14 warm weather records broken in 1 day in B.C., including one from 1922

A meadow in Pemberton, B.C., is pictured in an undated photo. (Shutterstock.com)

British Columbians across the province got an early taste of summer this week with sudden and short-lived record-breaking heat.

It was so warm in B.C. on Wednesday that 14 temperature records were set just that day, and the high in one area tied with the previous record.

A summary from Environment Canada showed some of those records dated back as far as the 1920s.

The hottest June 2 in Pemberton, prior to Wednesday, was in 1922, when the mercury climbed to 33.3 C. On June 2 of this year, the high reached 33.5.

While Pemberton's is among the records that fell this week, other areas saw even higher temperatures.

The Trail area set a record with a high of 36.5 C, beating out the old record of 33.3 which was set back in 1937.

In Kelowna, a high of 36.2 C was recorded, surpassing the previous 34.5 C reached in 2007. It was also 36 in Kamloops, according to the weather agency. The old record in that city was set 60 years ago, when thermometres registered a high of 35.6.

Osoyoos, too, saw highs above 36 – 36.2 to be exact. The previous record there was 35 C on June 2, 1970.

Here's the full list, sorted in descending order based on Wednesday's temperature:

  • Trail area: 36.5 C, beating the previous record of 33.3 set in 1937;
  • Kelowna area: 36.2, previous record of 34.5 set in 2007;
  • Osoyoos area: 36.2, previous record of 35 set in 1970
  • Kamloops area: 36, previous record of 35.6 set in 1961;
  • Vernon area: 35.6, previous record of 34.4 set in 2007;
  • Penticton area: 35.3, previous record of 33.9 set in 1961;
  • Creston area: 34.8, previous record of 32.8 set in 1937;
  • Summerland area: 33.9, tied with record set in 1970;
  • Pemberton area: 33.5, previous record of 33.3 set in 1922;
  • Princeton area: 33.4, previous record of 33.3 set in 1970;
  • Cranbrook area: 32.6, previous record of 32.4 in 1986;
  • Nakusp area: 32.2, previous record of 31.2 set in 2007;
  • Golden area: 31.2, previous record of 31.1 in 1961;
  • Malahat area: 28.6, previous record of 27.2 set in 2009; and
  • Yoho National Park area: 27.1, previous record of 26.1 set in 1970.
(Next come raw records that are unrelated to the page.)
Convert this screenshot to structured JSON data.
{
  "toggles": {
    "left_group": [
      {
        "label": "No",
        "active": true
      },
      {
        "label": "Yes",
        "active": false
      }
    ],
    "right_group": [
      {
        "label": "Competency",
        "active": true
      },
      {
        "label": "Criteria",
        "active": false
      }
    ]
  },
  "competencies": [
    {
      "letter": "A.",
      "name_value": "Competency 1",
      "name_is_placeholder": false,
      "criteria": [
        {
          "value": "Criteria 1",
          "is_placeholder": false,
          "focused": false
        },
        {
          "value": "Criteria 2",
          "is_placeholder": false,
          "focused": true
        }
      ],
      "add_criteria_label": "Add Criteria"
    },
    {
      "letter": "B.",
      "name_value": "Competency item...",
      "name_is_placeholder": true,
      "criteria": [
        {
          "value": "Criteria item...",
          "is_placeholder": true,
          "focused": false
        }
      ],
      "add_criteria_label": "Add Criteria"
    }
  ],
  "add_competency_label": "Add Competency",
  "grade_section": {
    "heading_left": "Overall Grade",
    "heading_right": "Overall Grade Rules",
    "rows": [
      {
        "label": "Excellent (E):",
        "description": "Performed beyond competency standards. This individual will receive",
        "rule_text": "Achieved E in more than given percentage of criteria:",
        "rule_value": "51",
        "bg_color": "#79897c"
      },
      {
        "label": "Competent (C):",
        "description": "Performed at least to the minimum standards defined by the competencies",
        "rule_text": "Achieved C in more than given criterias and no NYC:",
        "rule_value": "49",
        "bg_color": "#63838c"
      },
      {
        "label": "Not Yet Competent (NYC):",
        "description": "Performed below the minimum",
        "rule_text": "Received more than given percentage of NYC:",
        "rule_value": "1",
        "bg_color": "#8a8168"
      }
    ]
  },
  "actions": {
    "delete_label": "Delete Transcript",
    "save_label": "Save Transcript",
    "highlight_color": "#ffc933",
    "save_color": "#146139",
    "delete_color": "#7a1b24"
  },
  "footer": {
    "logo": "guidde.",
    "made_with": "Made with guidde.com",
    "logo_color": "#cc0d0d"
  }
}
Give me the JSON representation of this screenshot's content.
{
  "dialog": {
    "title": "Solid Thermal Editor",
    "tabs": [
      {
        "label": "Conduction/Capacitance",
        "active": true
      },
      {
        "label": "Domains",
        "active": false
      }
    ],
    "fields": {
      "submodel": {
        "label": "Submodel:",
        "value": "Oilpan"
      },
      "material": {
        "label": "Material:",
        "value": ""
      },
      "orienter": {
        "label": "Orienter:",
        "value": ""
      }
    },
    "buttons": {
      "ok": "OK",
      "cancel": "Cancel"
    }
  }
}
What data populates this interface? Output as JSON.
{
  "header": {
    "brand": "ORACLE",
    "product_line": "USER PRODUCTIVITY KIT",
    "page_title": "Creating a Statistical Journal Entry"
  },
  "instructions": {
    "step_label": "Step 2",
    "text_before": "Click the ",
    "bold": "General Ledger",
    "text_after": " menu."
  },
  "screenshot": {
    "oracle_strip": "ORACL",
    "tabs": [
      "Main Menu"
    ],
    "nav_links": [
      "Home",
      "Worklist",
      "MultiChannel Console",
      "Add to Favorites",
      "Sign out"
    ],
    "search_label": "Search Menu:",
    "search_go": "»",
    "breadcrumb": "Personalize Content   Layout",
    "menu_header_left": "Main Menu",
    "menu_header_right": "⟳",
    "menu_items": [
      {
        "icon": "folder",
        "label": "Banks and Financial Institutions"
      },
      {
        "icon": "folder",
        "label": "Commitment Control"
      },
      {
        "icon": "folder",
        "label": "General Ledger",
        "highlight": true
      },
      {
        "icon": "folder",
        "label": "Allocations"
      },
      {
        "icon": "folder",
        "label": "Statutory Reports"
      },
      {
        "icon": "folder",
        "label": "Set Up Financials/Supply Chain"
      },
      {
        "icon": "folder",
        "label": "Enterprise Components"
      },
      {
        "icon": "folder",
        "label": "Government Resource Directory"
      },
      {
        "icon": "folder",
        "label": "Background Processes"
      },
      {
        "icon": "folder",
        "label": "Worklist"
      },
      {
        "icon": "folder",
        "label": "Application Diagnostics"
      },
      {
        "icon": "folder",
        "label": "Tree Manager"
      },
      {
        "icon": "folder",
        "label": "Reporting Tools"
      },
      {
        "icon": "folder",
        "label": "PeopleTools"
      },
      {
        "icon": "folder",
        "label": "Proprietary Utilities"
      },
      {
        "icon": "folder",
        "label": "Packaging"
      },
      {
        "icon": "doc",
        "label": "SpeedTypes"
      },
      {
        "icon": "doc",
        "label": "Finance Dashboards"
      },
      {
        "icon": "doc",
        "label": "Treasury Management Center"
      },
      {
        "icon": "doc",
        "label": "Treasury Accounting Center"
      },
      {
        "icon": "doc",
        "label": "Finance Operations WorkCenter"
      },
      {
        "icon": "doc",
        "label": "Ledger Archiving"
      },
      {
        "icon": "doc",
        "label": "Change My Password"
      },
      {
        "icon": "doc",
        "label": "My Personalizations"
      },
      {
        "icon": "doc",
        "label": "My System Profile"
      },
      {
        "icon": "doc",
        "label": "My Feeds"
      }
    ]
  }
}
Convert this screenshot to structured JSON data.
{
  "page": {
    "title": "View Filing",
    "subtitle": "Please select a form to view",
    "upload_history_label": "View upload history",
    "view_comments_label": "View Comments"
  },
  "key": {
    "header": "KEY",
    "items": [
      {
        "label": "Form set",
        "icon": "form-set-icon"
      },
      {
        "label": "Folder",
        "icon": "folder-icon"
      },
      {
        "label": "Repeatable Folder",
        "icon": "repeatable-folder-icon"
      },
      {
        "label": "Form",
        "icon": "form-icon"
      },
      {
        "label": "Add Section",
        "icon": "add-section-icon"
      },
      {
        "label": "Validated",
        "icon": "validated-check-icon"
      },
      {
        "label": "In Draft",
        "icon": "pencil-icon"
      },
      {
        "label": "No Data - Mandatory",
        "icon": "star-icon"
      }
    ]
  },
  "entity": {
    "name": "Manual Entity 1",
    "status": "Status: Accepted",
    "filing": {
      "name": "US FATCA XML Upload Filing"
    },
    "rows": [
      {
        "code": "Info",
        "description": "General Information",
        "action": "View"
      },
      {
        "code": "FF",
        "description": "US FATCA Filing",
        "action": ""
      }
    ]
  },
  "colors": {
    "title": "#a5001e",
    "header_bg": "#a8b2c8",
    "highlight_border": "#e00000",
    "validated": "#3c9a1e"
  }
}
Worth noting is the historical records vary based on Environment Canada weather stations. Some stations have kept records since the late 1800s, while others began as recently as in 1986.

The weather agency says the new records are preliminary, and the records in the report are "derived from a selection of historical stations in each geographic location that were active during the period of record."